Neil Cobbold, Chief Sales Officer at PayProp, comments: “Rent arrears may spike again in the coming weeks and months as tenants’ finances are affected by a combination of changes to the furlough scheme and easing of lockdown restrictions.

“The job retention scheme has helped to keep people employed and subsequently allowed many tenants to continue paying rent but as it starts to wind down, letting agents and landlords should prepare for more tenants to fall behind on rent again – or, in the worst-case scenario, not be able to pay at all.”

How could a spike in rent arrears impact agents and landlords?

An analysis by PayProp shows that the average tenant in arrears owed almost 20% more in May than they did in January.

If the monthly percentage of rent they owe continues to rise, this could increase the pressure on landlords’ finances.

Cobbold says: “An increased number of tenants in arrears combined with rising debt per tenant presents a double whammy of lost revenue with landlords losing out on monthly rental income and agencies potentially losing out on management fees.

“Agents need to focus on how they can recoup tenant debt and reduce the chances of arrears getting worse in a way that is affordable for both tenants and landlords.
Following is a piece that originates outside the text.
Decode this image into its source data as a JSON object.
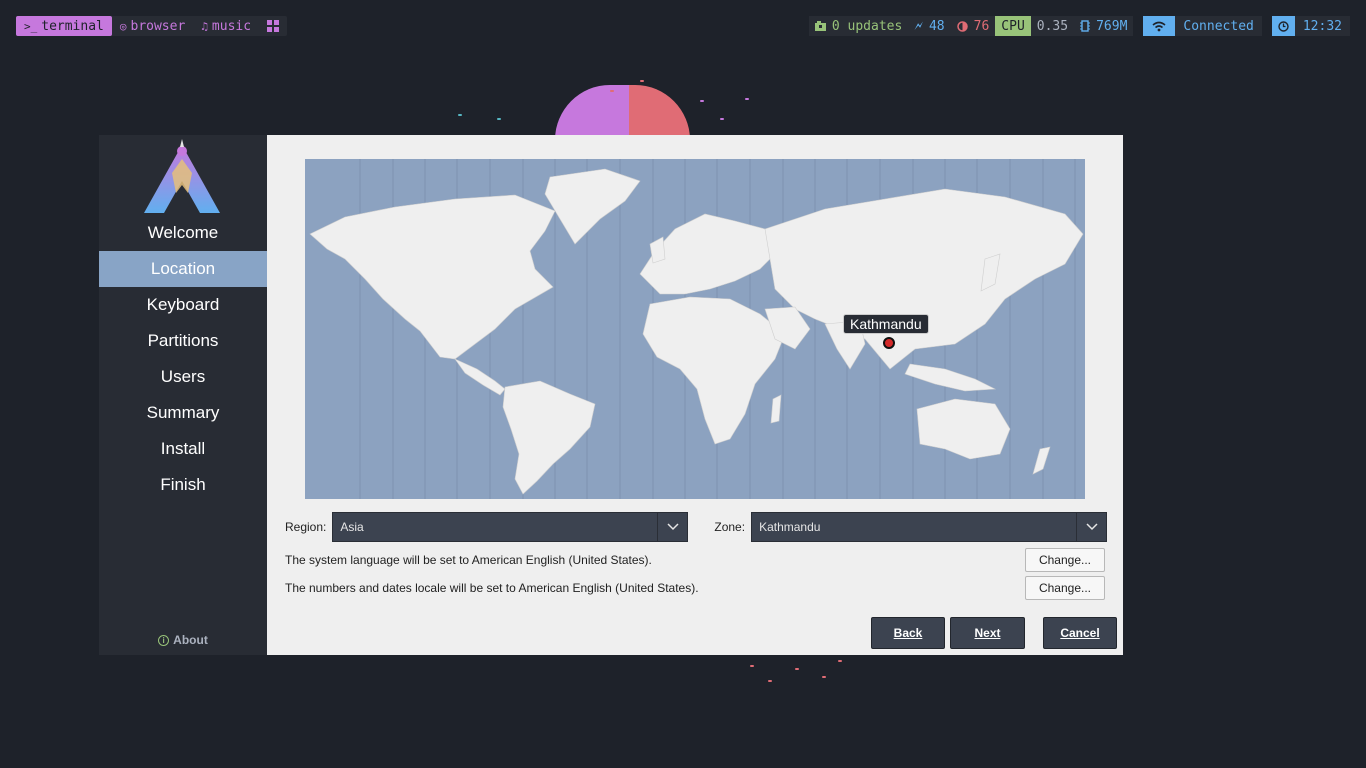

This will help them to protect their own income as well as that of their landlords in a sustainable way, given the increased financial difficulties that renters are facing.”

How can rent arrears be record and managed effectively?

According to PayProp, the best practice for managing rent arrears is to digitally record all payments and missed deadlines. 

The chances of recovering lost income can be maximised if agencies and landlords have a clear picture of how much is owed. They should use practical strategies, such as chasing tardy payers promptly and agreeing affordable repayment plans or lump sum repayments with tenants.

Cobbold adds: “It’s important that agencies track arrears on behalf of their landlords so that they can attempt to recover debt and don’t have to write off the tenancy as a lost management fee in the future.

“Chasing arrears may seem like hard work with uncertain chances of success, but if this process is automated it can free up time and ensure no communication is missed – as well as building a clear paper trail for a potential eviction process in the most extreme cases. Opening up a dialogue with tenants is key to reducing the impact of rent arrears.

“In the long-term, agencies can manage arrears more effectively by ensuring all tenants are thoroughly vetted, while having the technology in place to record all payments and deliver automated reminders to improve payment rates.”